The Royal Court of Jersey, Channel Islands has considered a case (The Federal Republic of Nigeria v Doraville Properties Corp and The United States of America) under the Civil Asset Recovery (International Co-operation) (Jersey) Law 2007 (‘2007 Law’). The US wanted to join the party, but because of various legal technicalities, was not allowed to do so.
General Mohammed Abacha, President of Nigeria from 1993 to 1998, stole millions of dollars of Nigerian public money when in power. Those monies were moved through the US and into a Jersey bank account (Doraville), which at the time of the hearing was worth about $287m.
Nigeria asked for assistance from the US in recovering those funds. In 2014 DOJ, District of Columbia secured a default judgment in rem for forfeiture, including over the Doraville bank account in Jersey. To have effect in Jersey, that default judgment needed to be registered under the 2007 Law by the Attorney-General of Jersey.
The bank account of Doraville was subject to a property restraint order (‘PRO’) under the 2007 Law. Funds were vested in the Viscount – an enforcement officer of the Jersey Court.
Meanwhile in Jersey…

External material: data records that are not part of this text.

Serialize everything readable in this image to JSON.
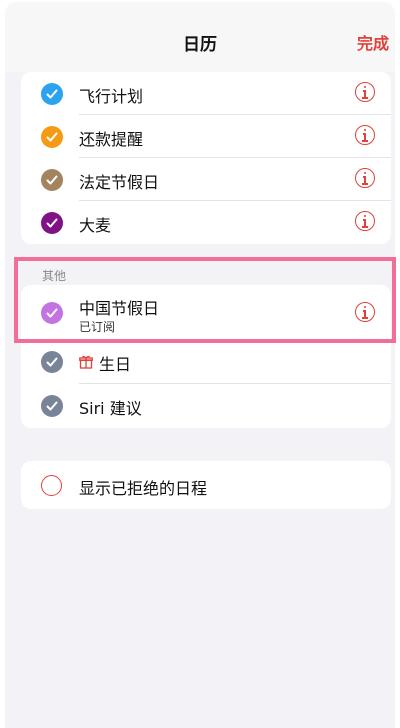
{
  "header": {
    "title": "日历",
    "done_label": "完成"
  },
  "colors": {
    "accent": "#e0413a",
    "highlight_box": "#f06e98",
    "flight": "#2ba3f0",
    "repay": "#f59b13",
    "holiday": "#a2845e",
    "damai": "#7f1285",
    "china_holiday": "#c374e1",
    "other_gray": "#7a8499"
  },
  "calendars_top": [
    {
      "label": "飞行计划",
      "icon": "checkmark-icon"
    },
    {
      "label": "还款提醒",
      "icon": "checkmark-icon"
    },
    {
      "label": "法定节假日",
      "icon": "checkmark-icon"
    },
    {
      "label": "大麦",
      "icon": "checkmark-icon"
    }
  ],
  "other_section": {
    "label": "其他",
    "items": [
      {
        "label": "中国节假日",
        "subtitle": "已订阅",
        "icon": "checkmark-icon"
      },
      {
        "label": "生日",
        "icon": "gift-icon"
      },
      {
        "label": "Siri 建议",
        "icon": "checkmark-icon"
      }
    ]
  },
  "declined": {
    "label": "显示已拒绝的日程"
  }
}
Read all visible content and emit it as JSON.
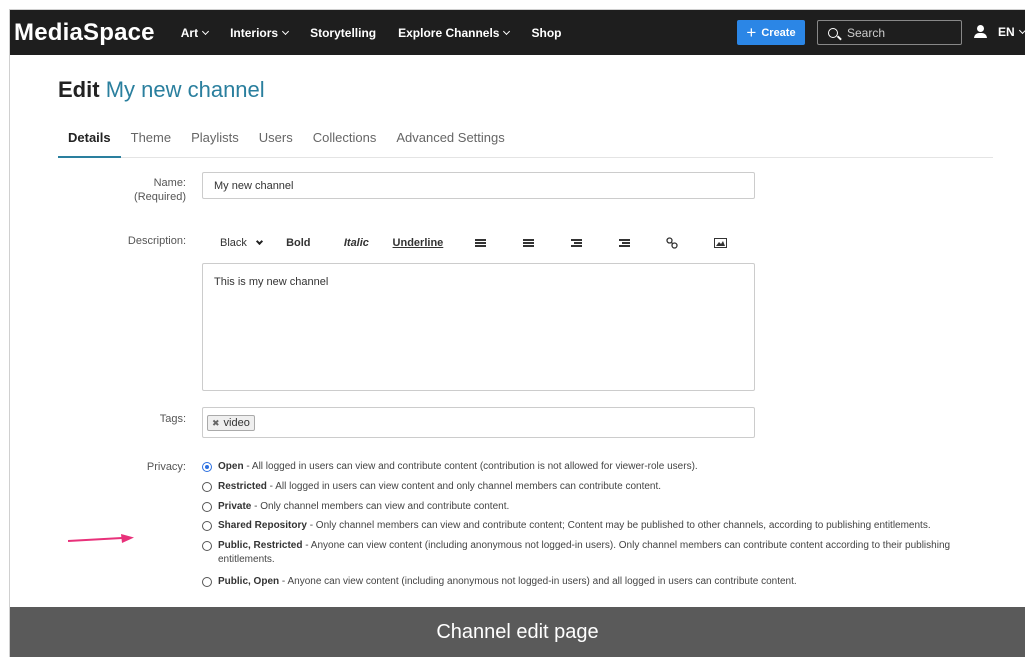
{
  "app": {
    "logo": "MediaSpace"
  },
  "nav": {
    "items": [
      {
        "label": "Art",
        "dropdown": true
      },
      {
        "label": "Interiors",
        "dropdown": true
      },
      {
        "label": "Storytelling",
        "dropdown": false
      },
      {
        "label": "Explore Channels",
        "dropdown": true
      },
      {
        "label": "Shop",
        "dropdown": false
      }
    ],
    "create_label": "Create",
    "search_placeholder": "Search",
    "language": "EN"
  },
  "page": {
    "title_prefix": "Edit",
    "channel_name": "My new channel",
    "tabs": [
      "Details",
      "Theme",
      "Playlists",
      "Users",
      "Collections",
      "Advanced Settings"
    ],
    "active_tab": "Details"
  },
  "form": {
    "name_label": "Name:",
    "name_required": "(Required)",
    "name_value": "My new channel",
    "description_label": "Description:",
    "toolbar": {
      "color": "Black",
      "bold": "Bold",
      "italic": "Italic",
      "underline": "Underline",
      "icons": [
        "bulleted-list-icon",
        "numbered-list-icon",
        "outdent-icon",
        "indent-icon",
        "link-icon",
        "image-icon"
      ]
    },
    "description_value": "This is my new channel",
    "tags_label": "Tags:",
    "tags": [
      "video"
    ],
    "privacy_label": "Privacy:",
    "privacy_options": [
      {
        "title": "Open",
        "desc": " - All logged in users can view and contribute content (contribution is not allowed for viewer-role users).",
        "selected": true
      },
      {
        "title": "Restricted",
        "desc": " - All logged in users can view content and only channel members can contribute content.",
        "selected": false
      },
      {
        "title": "Private",
        "desc": " - Only channel members can view and contribute content.",
        "selected": false
      },
      {
        "title": "Shared Repository",
        "desc": " - Only channel members can view and contribute content; Content may be published to other channels, according to publishing entitlements.",
        "selected": false
      },
      {
        "title": "Public, Restricted",
        "desc": " - Anyone can view content (including anonymous not logged-in users). Only channel members can contribute content according to their publishing entitlements.",
        "selected": false
      },
      {
        "title": "Public, Open",
        "desc": " - Anyone can view content (including anonymous not logged-in users) and all logged in users can contribute content.",
        "selected": false
      }
    ]
  },
  "caption": "Channel edit page",
  "colors": {
    "accent": "#2a7f9e",
    "create": "#2b86e6",
    "arrow": "#e8317a",
    "radio": "#2b6fe0"
  }
}
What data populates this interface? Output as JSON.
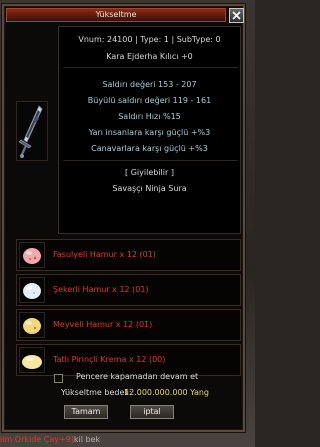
{
  "window": {
    "title": "Yükseltme",
    "close_glyph": "✕"
  },
  "tooltip": {
    "vnum_line": "Vnum: 24100 | Type: 1 | SubType: 0",
    "item_name": "Kara Ejderha Kılıcı +0",
    "stats": [
      "Saldırı değeri 153 - 207",
      "Büyülü saldırı değeri 119 - 161",
      "Saldırı Hızı %15",
      "Yarı insanlara karşı güçlü +%3",
      "Canavarlara karşı güçlü +%3"
    ],
    "wearable": "[ Giyilebilir ]",
    "classes": "Savaşçı Ninja Sura"
  },
  "materials": [
    {
      "label": "Fasulyeli Hamur x 12 (01)",
      "icon": "pink-dough-icon",
      "color": "#f3a9a9"
    },
    {
      "label": "Şekerli Hamur x 12 (01)",
      "icon": "white-dough-icon",
      "color": "#e4edf2"
    },
    {
      "label": "Meyveli Hamur x 12 (01)",
      "icon": "yellow-dough-icon",
      "color": "#f2d77d"
    },
    {
      "label": "Tatlı Pirinçli Krema x 12 (00)",
      "icon": "cream-dough-icon",
      "color": "#f6e7a4"
    }
  ],
  "options": {
    "keep_open_label": "Pencere kapamadan devam et",
    "keep_open_checked": false
  },
  "cost": {
    "label": "Yükseltme bedeli:",
    "value": "12.000.000.000 Yang"
  },
  "buttons": {
    "ok": "Tamam",
    "cancel": "iptal"
  },
  "chat_bleed": {
    "red": "lim Orkide Çay+9]",
    "grey": "kil bek"
  },
  "colors": {
    "title_bar": "#7a2414",
    "stat_text": "#a7cdd6",
    "material_text": "#e03a28",
    "cost_value": "#e7d36a"
  }
}
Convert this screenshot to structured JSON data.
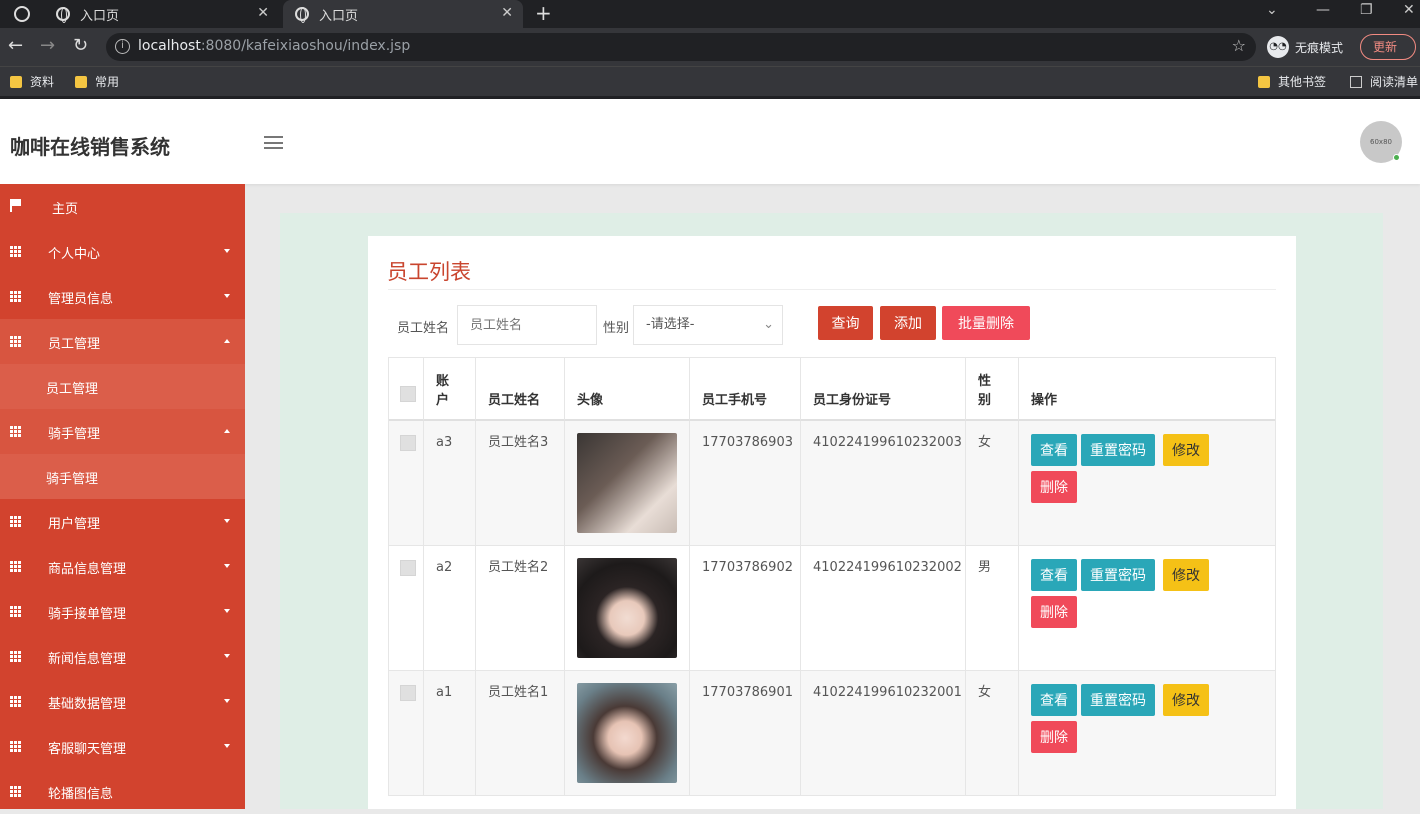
{
  "browser": {
    "tabs": [
      {
        "title": "入口页"
      },
      {
        "title": "入口页"
      }
    ],
    "url_host": "localhost",
    "url_rest": ":8080/kafeixiaoshou/index.jsp",
    "incognito_label": "无痕模式",
    "update_label": "更新",
    "bookmarks": [
      "资料",
      "常用"
    ],
    "other_bookmarks": "其他书签",
    "reading_list": "阅读清单"
  },
  "header": {
    "brand": "咖啡在线销售系统",
    "avatar_text": "60x80"
  },
  "sidebar": {
    "items": [
      {
        "label": "主页",
        "icon": "flag-icon"
      },
      {
        "label": "个人中心",
        "icon": "grid-icon"
      },
      {
        "label": "管理员信息",
        "icon": "grid-icon"
      },
      {
        "label": "员工管理",
        "icon": "grid-icon",
        "expanded": true
      },
      {
        "label": "员工管理",
        "sub": true
      },
      {
        "label": "骑手管理",
        "icon": "grid-icon",
        "expanded": true
      },
      {
        "label": "骑手管理",
        "sub": true
      },
      {
        "label": "用户管理",
        "icon": "grid-icon"
      },
      {
        "label": "商品信息管理",
        "icon": "grid-icon"
      },
      {
        "label": "骑手接单管理",
        "icon": "grid-icon"
      },
      {
        "label": "新闻信息管理",
        "icon": "grid-icon"
      },
      {
        "label": "基础数据管理",
        "icon": "grid-icon"
      },
      {
        "label": "客服聊天管理",
        "icon": "grid-icon"
      },
      {
        "label": "轮播图信息",
        "icon": "grid-icon"
      }
    ]
  },
  "page": {
    "title": "员工列表",
    "search": {
      "name_label": "员工姓名",
      "name_placeholder": "员工姓名",
      "gender_label": "性别",
      "gender_value": "-请选择-",
      "query_button": "查询",
      "add_button": "添加",
      "batch_delete_button": "批量删除"
    },
    "table": {
      "headers": [
        "账户",
        "员工姓名",
        "头像",
        "员工手机号",
        "员工身份证号",
        "性别",
        "操作"
      ],
      "rows": [
        {
          "account": "a3",
          "name": "员工姓名3",
          "phone": "17703786903",
          "id_card": "410224199610232003",
          "gender": "女"
        },
        {
          "account": "a2",
          "name": "员工姓名2",
          "phone": "17703786902",
          "id_card": "410224199610232002",
          "gender": "男"
        },
        {
          "account": "a1",
          "name": "员工姓名1",
          "phone": "17703786901",
          "id_card": "410224199610232001",
          "gender": "女"
        }
      ],
      "actions": {
        "view": "查看",
        "reset_password": "重置密码",
        "edit": "修改",
        "delete": "删除"
      }
    }
  },
  "colors": {
    "sidebar": "#d2432e",
    "accent": "#c9452e",
    "view": "#2aa7b8",
    "edit": "#f5c116",
    "delete": "#f04a5a"
  }
}
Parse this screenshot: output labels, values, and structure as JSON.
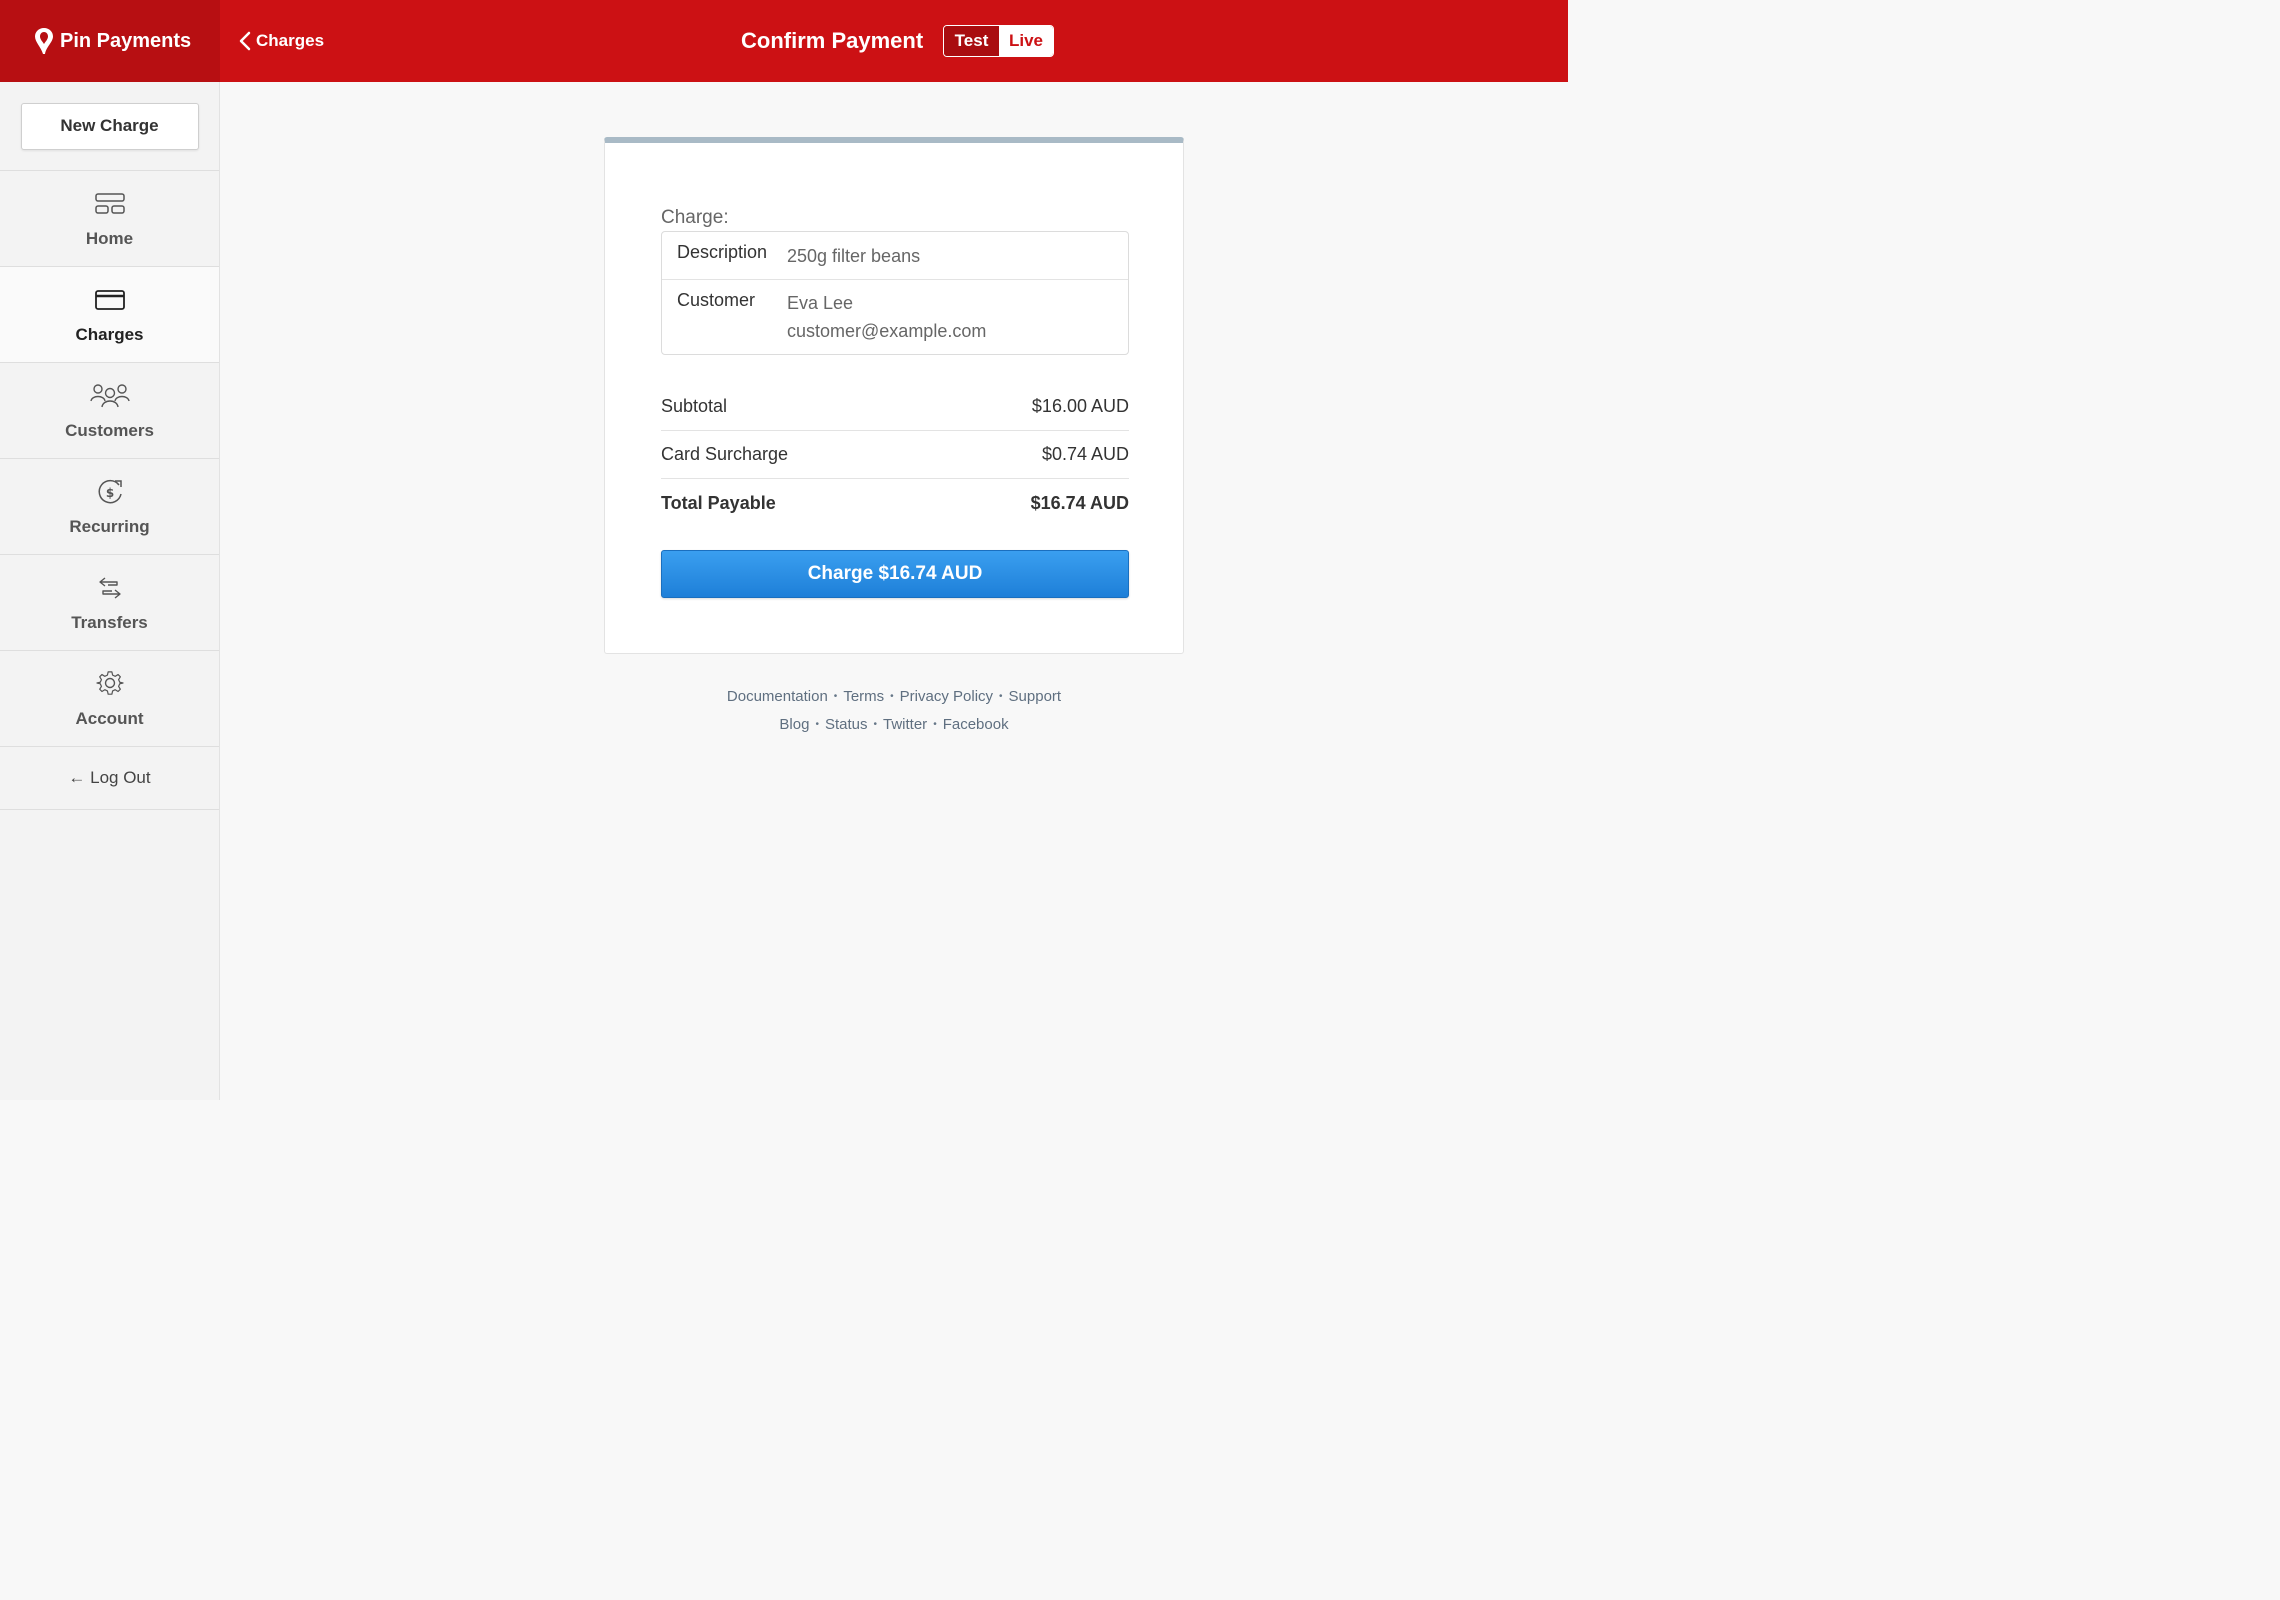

Nigeria wanted to obtain judgment against Doraville on the following three claims:
The US had something to say about this. It was concerned that a default judgment between Nigera and Doraville would impact registration of its default judgment under the 2007 Law. So the US applied to intervene in proceedings and asked the Court to stay Nigera v Doraville until the 2007 Law case had terminated.
To be joined as a party to Nigeria v Doraville, the US had to show it was necessary for all matters in dispute to be effectually determined. For that it had to show it had a proprietary or pecuniary right that was directly effected. The judgment of the USA was not enforceable at common law in Jersey, first because it related to property outside the territory of the USA and second because it would amount to enforcement of a foreign penal law. This meant the US could claim no proprietary right to the monies in Jersey and could not be joined as a party under the Royal Court Rules.
So the US argued that it should be joined because there was ‘collusion’ in the proceedings between Nigeria and Doraville – Doraville was not contesting judgment on Nigeria’s claim to a constructive trust over the monies. The Court said that was not collusion in the sense of ‘play-acting’ between the parties to defeat proceedings under the 2007 Law, so no ground for joinder.
Finally the US argued that because Nigeria had invoked international mutual assistance from the US, Nigeria should be estopped from contesting registration of the US judgment under the 2007 Law. The Court accepted this was a good argument, but not a ground for joinder in Nigeria v Doraville.
The USA could not intervene in Nigeria v Doraville. However, the Court found that the USA did have a legitimate interest in ensuring that any judgment in Nigeria v Doraville did not hamstring proceedings under the 2007 Law. Nigeria was therefore allowed to take default judgment on grounds (1) and (2) – the constructive trust over any interest by Doraville in the funds vested in the Viscount, but not to the third element of its claim – giving it an equitable lien or charge over Doraville’s property. The Court said that might give Nigeria an argument that it had a proprietary right, first in time, and so be able to challenge registration of the US default judgment under the 2007 Law.
All’s well that ends well
Nigeria conceded the third ground. Proceedings were stayed, with Nigeria undertaking not to enforce its judgment pending termination of the 2007 Law proceedings.
Although the US was not allowed to take centre stage as a party, its stage whispers had the desired effect. Nigeria was not allowed to take judgment on the third element of its claim and Nigeria did make concessions, protecting registration of the US default judgment.
By way of an aside
Stephen Baker, Senior Partner